Where a line holds the word "true", copy it from the records.

• **Dataset**

═══

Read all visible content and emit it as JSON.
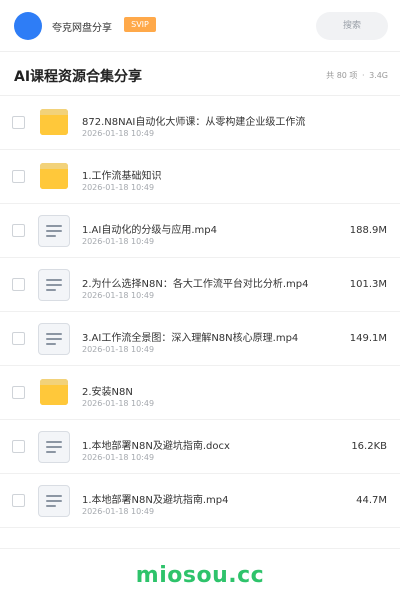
{
  "header": {
    "username": "夸克网盘分享",
    "badge": "SVIP",
    "search_placeholder": "搜索",
    "accent_color": "#2e7df6",
    "badge_color": "#ffa94a",
    "avatar_icon": "avatar-circle"
  },
  "title_row": {
    "title": "AI课程资源合集分享",
    "count": "共 80 项",
    "separator": "·",
    "total_size": "3.4G"
  },
  "files": [
    {
      "type": "folder",
      "icon": "folder-icon",
      "name": "872.N8NAI自动化大师课：从零构建企业级工作流",
      "date": "2026-01-18 10:49",
      "size": ""
    },
    {
      "type": "folder",
      "icon": "folder-icon",
      "name": "1.工作流基础知识",
      "date": "2026-01-18 10:49",
      "size": ""
    },
    {
      "type": "file",
      "icon": "document-icon",
      "name": "1.AI自动化的分级与应用.mp4",
      "date": "2026-01-18 10:49",
      "size": "188.9M"
    },
    {
      "type": "file",
      "icon": "document-icon",
      "name": "2.为什么选择N8N：各大工作流平台对比分析.mp4",
      "date": "2026-01-18 10:49",
      "size": "101.3M"
    },
    {
      "type": "file",
      "icon": "document-icon",
      "name": "3.AI工作流全景图：深入理解N8N核心原理.mp4",
      "date": "2026-01-18 10:49",
      "size": "149.1M"
    },
    {
      "type": "folder",
      "icon": "folder-icon",
      "name": "2.安装N8N",
      "date": "2026-01-18 10:49",
      "size": ""
    },
    {
      "type": "file",
      "icon": "document-icon",
      "name": "1.本地部署N8N及避坑指南.docx",
      "date": "2026-01-18 10:49",
      "size": "16.2KB"
    },
    {
      "type": "file",
      "icon": "document-icon",
      "name": "1.本地部署N8N及避坑指南.mp4",
      "date": "2026-01-18 10:49",
      "size": "44.7M"
    }
  ],
  "footer": {
    "watermark": "miosou.cc",
    "watermark_color": "#2ec36b"
  }
}
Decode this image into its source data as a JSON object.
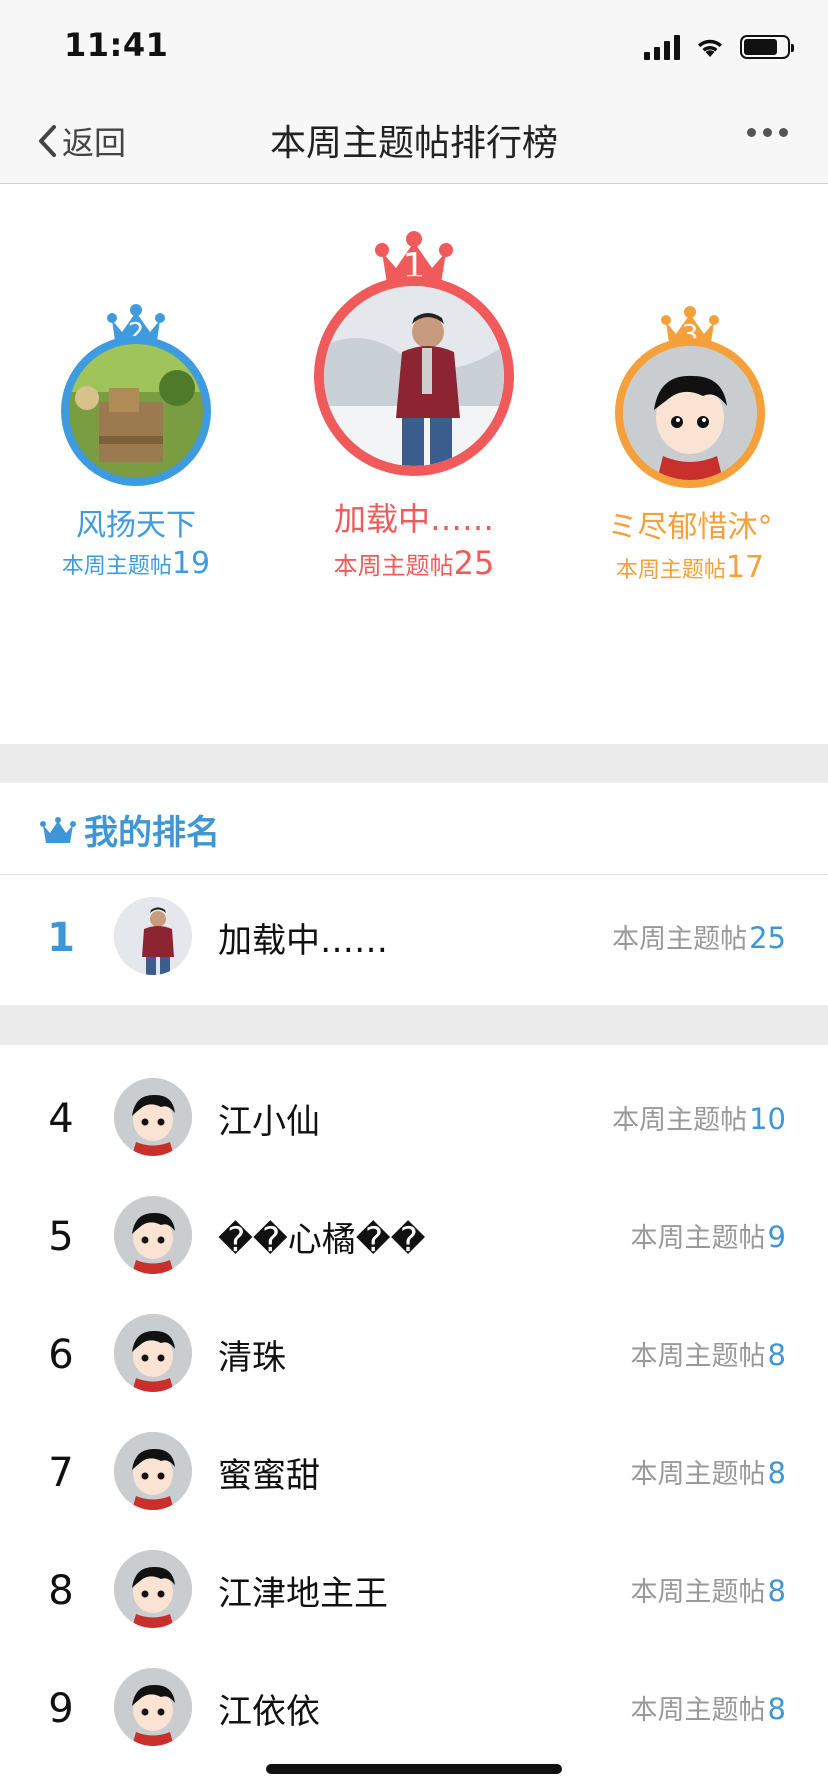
{
  "status": {
    "time": "11:41"
  },
  "nav": {
    "back_label": "返回",
    "title": "本周主题帖排行榜"
  },
  "podium": {
    "count_label": "本周主题帖",
    "first": {
      "rank": "1",
      "name": "加载中……",
      "count": "25",
      "color": "#f05a5a"
    },
    "second": {
      "rank": "2",
      "name": "风扬天下",
      "count": "19",
      "color": "#3f9be0"
    },
    "third": {
      "rank": "3",
      "name": "ミ尽郁惜沐°",
      "count": "17",
      "color": "#f5a03a"
    }
  },
  "my_ranking": {
    "header": "我的排名",
    "rank": "1",
    "name": "加载中……",
    "count_label": "本周主题帖",
    "count": "25"
  },
  "list": {
    "count_label": "本周主题帖",
    "rows": [
      {
        "rank": "4",
        "name": "江小仙",
        "count": "10"
      },
      {
        "rank": "5",
        "name": "��心橘��",
        "count": "9"
      },
      {
        "rank": "6",
        "name": "清珠",
        "count": "8"
      },
      {
        "rank": "7",
        "name": "蜜蜜甜",
        "count": "8"
      },
      {
        "rank": "8",
        "name": "江津地主王",
        "count": "8"
      },
      {
        "rank": "9",
        "name": "江依依",
        "count": "8"
      }
    ]
  },
  "icons": {
    "back": "chevron-left-icon",
    "more": "more-dots-icon",
    "crown": "crown-icon",
    "signal": "signal-icon",
    "wifi": "wifi-icon",
    "battery": "battery-icon"
  },
  "colors": {
    "accent": "#3f96d6",
    "first": "#f05a5a",
    "second": "#3f9be0",
    "third": "#f5a03a"
  }
}
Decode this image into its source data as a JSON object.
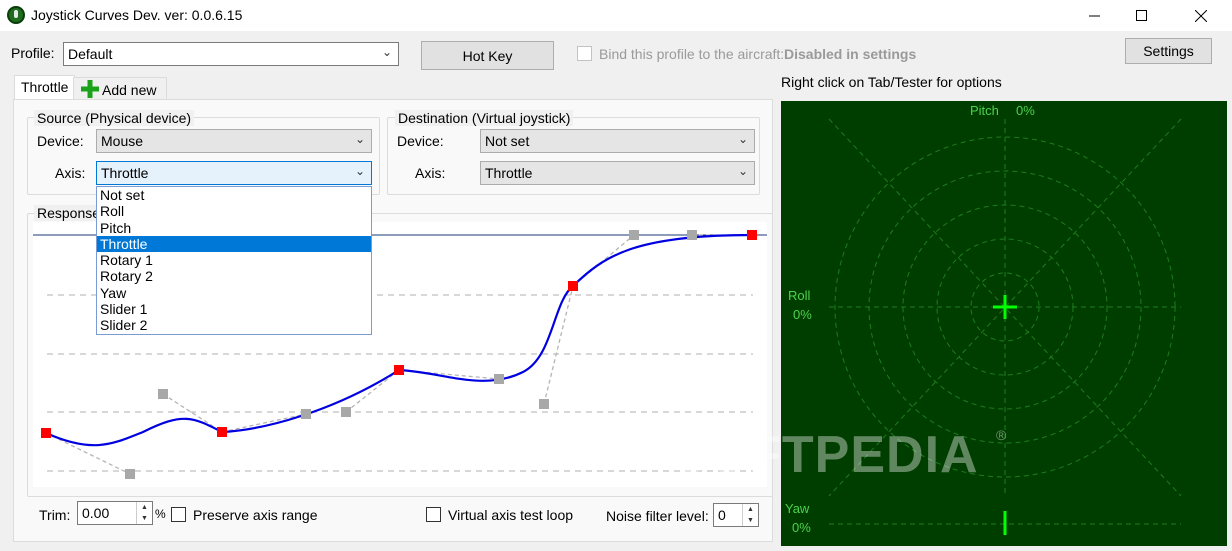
{
  "window": {
    "title": "Joystick Curves Dev. ver: 0.0.6.15",
    "minimize_icon": "minimize-icon",
    "maximize_icon": "maximize-icon",
    "close_icon": "close-icon"
  },
  "toolbar": {
    "profile_label": "Profile:",
    "profile_value": "Default",
    "hotkey_label": "Hot Key",
    "bind_label": "Bind this profile to the aircraft:",
    "bind_status": "Disabled in settings",
    "settings_label": "Settings",
    "hint": "Right click on Tab/Tester for options"
  },
  "tabs": [
    {
      "label": "Throttle",
      "active": true
    },
    {
      "label": "Add new",
      "icon": "plus-icon",
      "icon_color": "#1aa31a"
    }
  ],
  "source": {
    "title": "Source (Physical device)",
    "device_label": "Device:",
    "device_value": "Mouse",
    "axis_label": "Axis:",
    "axis_value": "Throttle",
    "axis_options": [
      "Not set",
      "Roll",
      "Pitch",
      "Throttle",
      "Rotary 1",
      "Rotary 2",
      "Yaw",
      "Slider 1",
      "Slider 2"
    ],
    "selected_index": 3
  },
  "destination": {
    "title": "Destination (Virtual joystick)",
    "device_label": "Device:",
    "device_value": "Not set",
    "axis_label": "Axis:",
    "axis_value": "Throttle"
  },
  "response": {
    "title": "Response",
    "curve_color": "#0000e0",
    "node_color": "#ff0000",
    "handle_color": "#a8a8a8"
  },
  "bottom": {
    "trim_label": "Trim:",
    "trim_value": "0.00",
    "trim_unit": "%",
    "preserve_label": "Preserve axis range",
    "virtual_test_label": "Virtual axis test loop",
    "noise_label": "Noise filter level:",
    "noise_value": "0"
  },
  "tester": {
    "background": "#003e00",
    "accent": "#00ff00",
    "pitch_label": "Pitch",
    "pitch_value": "0%",
    "roll_label": "Roll",
    "roll_value": "0%",
    "yaw_label": "Yaw",
    "yaw_value": "0%",
    "watermark": "SOFTPEDIA",
    "watermark_mark": "®"
  }
}
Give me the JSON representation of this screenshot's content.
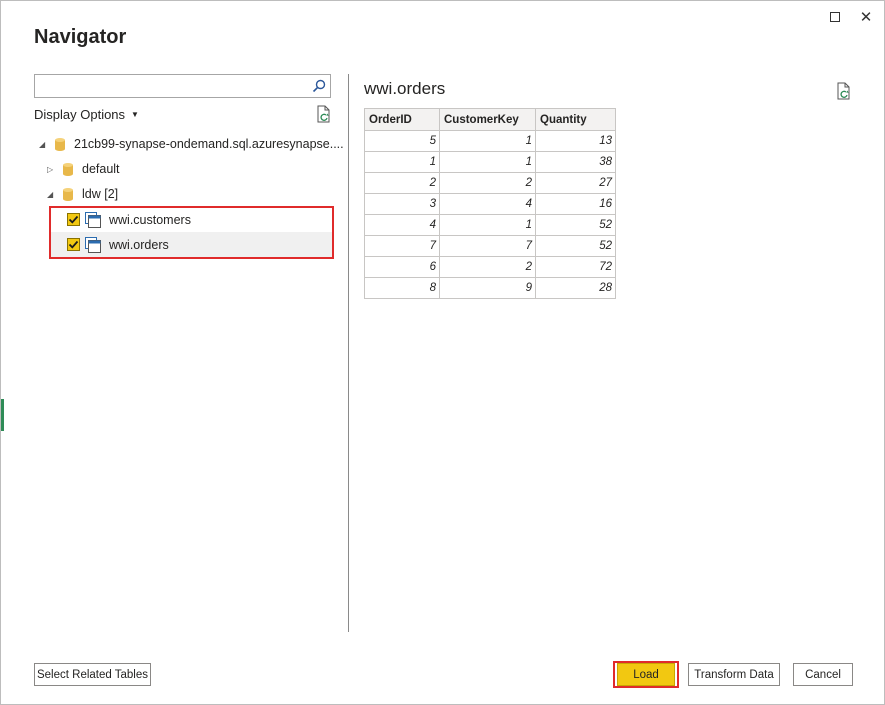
{
  "window": {
    "title": "Navigator",
    "maximize_icon": "maximize-icon",
    "close_icon": "close-icon"
  },
  "left_pane": {
    "search": {
      "value": "",
      "placeholder": ""
    },
    "display_options_label": "Display Options",
    "tree": {
      "server": {
        "label": "21cb99-synapse-ondemand.sql.azuresynapse....",
        "expanded": true
      },
      "databases": [
        {
          "label": "default",
          "expanded": false
        },
        {
          "label": "ldw [2]",
          "expanded": true
        }
      ],
      "tables": [
        {
          "label": "wwi.customers",
          "checked": true,
          "selected": false
        },
        {
          "label": "wwi.orders",
          "checked": true,
          "selected": true
        }
      ]
    }
  },
  "preview": {
    "title": "wwi.orders",
    "columns": [
      "OrderID",
      "CustomerKey",
      "Quantity"
    ],
    "rows": [
      [
        "5",
        "1",
        "13"
      ],
      [
        "1",
        "1",
        "38"
      ],
      [
        "2",
        "2",
        "27"
      ],
      [
        "3",
        "4",
        "16"
      ],
      [
        "4",
        "1",
        "52"
      ],
      [
        "7",
        "7",
        "52"
      ],
      [
        "6",
        "2",
        "72"
      ],
      [
        "8",
        "9",
        "28"
      ]
    ]
  },
  "buttons": {
    "select_related": "Select Related Tables",
    "load": "Load",
    "transform": "Transform Data",
    "cancel": "Cancel"
  },
  "colors": {
    "accent_yellow": "#f2c811",
    "highlight_red": "#e02b2b",
    "database_icon": "#e8b84a",
    "table_icon_blue": "#2b6cb0"
  }
}
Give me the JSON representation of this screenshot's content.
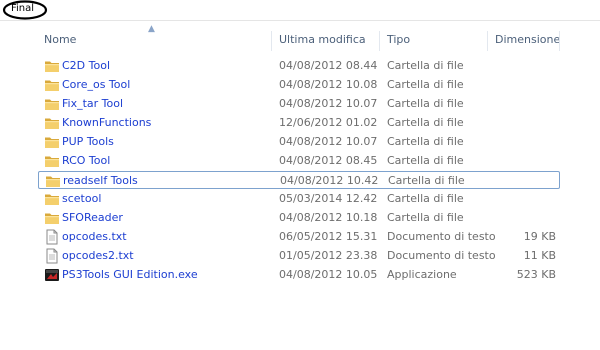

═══

• **Problem solution**
      "active": true
        "expanded": true
          "expanded": true
          "checked": true,
          "checked": true,
          "selected": true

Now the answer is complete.